Personal debt is usually a reason for concern. Many people struggle with it every month. For some Canadians, however, the situation has reached a state of hopelessness. Three out of ten Canadian families are unable to pay their monthly bills and expenses. Half of this group is struggling with insolvency. Personal bankruptcies are on the rise.
The problem isn’t that the monthly necessities are too expenses. It’s that Canadians have been on a spending spree and accumulating debt that is now coming to haunt them. Someone has to pay the piper.
In a recent survey, almost 30 percent of people admitted to not being able to cover their monthly necessities. If this group were to include those that are a mere $200 from insolvency each month, the number rises to 50 percent, as opposed to 46 percent a year ago. Many Canadians are simply not paying off their debt or ignoring it as the pile keeps growing each month. They feel helpless and hopeless about what to do. Financial optimism has reached an eleven-year low.
Many debtors see bankruptcy as the only solution. Bankruptcy filings are up by almost 9 percent from a year ago. In some areas, such as Saskatchewan and Ontario, the fillings are up 19 percent and 12.2 percent, respectively. These numbers are expected to worsen. Those who intend to borrow to pay off their debts will find higher interest rates making borrowing money more costly. It is unlikely that the Bank of Canada will cut its interest rate in 2020.
At this time, Canadians are finding it costly to borrow, and those costs will probably only get higher. Canadian provinces will soon announce their 2020 budgets. This is an excellent opportunity to reverse the mushrooming debt escalation and take control of Canada’s finances.
Since the financial crisis of 2008, government debt has ballooned from $837 billion to $1.5 trillion in 2019. This increase is almost entirely due to a continued increase in government spending. The Canadian debt shackles every Canadian man, woman, and child with $39,483 of debt. That is only an average. Some provinces, such as Newfoundland and Labrador, have a higher per-person debt level. In Newfoundland, the individual government debt allocation amounts to $48,478.
Taking a look at the debt-to-GDP ratio, we find that Ontario is at the top of the list, with 75 percent of debt. Newfoundland is only slightly lower at 73.6 percent.
As in many other countries, Canada’s Boomer generation will generate more debt due to anticipated, necessary health care costs. The obvious problem with increasing debt is that interest rates will increase. In 2020, the combined provinces spent $55 billion on interest alone. That is a huge chunk of the total budget and leaves less for programs such as health care and education. When corporations are faced with increased interest rates, they are less likely to raise capital for growth and investments.

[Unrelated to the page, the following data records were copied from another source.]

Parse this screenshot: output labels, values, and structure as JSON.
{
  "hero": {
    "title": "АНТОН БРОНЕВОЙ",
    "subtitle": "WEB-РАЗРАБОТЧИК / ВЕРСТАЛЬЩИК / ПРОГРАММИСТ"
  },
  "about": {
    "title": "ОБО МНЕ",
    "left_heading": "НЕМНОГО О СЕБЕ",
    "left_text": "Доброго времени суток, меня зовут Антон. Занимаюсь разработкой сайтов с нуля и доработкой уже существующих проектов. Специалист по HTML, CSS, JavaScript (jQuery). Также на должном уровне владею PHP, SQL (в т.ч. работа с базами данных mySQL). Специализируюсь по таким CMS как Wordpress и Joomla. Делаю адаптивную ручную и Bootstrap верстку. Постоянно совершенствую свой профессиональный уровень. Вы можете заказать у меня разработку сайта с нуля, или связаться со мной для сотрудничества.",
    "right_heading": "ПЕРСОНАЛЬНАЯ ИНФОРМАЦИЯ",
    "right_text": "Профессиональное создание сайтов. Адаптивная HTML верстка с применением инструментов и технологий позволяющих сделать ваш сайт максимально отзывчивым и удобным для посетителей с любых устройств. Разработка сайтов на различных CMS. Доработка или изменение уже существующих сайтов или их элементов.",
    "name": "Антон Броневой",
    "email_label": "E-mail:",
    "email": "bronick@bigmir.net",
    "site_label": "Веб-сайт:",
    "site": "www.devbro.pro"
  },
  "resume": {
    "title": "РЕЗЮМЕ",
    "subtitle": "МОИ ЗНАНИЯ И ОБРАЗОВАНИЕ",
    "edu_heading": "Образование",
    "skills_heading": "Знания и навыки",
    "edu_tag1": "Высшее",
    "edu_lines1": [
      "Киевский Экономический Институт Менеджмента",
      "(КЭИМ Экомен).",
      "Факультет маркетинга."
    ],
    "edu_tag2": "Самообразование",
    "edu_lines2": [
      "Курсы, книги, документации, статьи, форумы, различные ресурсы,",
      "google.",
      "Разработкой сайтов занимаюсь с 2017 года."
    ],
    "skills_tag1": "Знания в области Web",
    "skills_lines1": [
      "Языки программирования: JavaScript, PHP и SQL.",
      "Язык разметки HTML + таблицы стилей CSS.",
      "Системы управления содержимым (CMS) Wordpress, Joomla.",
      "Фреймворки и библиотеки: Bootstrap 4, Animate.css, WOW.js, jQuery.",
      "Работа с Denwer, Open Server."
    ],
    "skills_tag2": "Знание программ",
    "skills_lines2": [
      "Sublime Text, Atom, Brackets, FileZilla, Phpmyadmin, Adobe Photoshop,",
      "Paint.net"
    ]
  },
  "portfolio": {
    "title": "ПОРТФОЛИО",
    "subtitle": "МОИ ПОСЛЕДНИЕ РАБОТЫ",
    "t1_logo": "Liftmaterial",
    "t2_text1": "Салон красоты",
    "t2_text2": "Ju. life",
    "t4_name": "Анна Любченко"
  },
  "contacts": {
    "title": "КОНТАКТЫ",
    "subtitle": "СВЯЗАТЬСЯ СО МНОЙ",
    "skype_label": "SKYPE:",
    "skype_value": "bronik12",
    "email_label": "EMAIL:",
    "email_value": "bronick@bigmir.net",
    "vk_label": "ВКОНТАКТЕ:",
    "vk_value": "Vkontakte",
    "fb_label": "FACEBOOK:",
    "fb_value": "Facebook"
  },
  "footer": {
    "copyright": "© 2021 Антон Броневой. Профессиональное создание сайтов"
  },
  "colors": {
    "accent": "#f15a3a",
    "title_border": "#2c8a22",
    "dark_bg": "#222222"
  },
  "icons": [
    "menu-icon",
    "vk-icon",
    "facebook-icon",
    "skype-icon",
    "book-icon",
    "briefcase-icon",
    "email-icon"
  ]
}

Government debts that are being currently accumulated will eventually become the burden of a generation not yet born. With its current policies, Canadians find themselves born into an ever-increasing amount of debt. Canada’s only remedy is to reduce its spending and debt. The first step will lead to the second and will improve the lives and opportunities of future generations.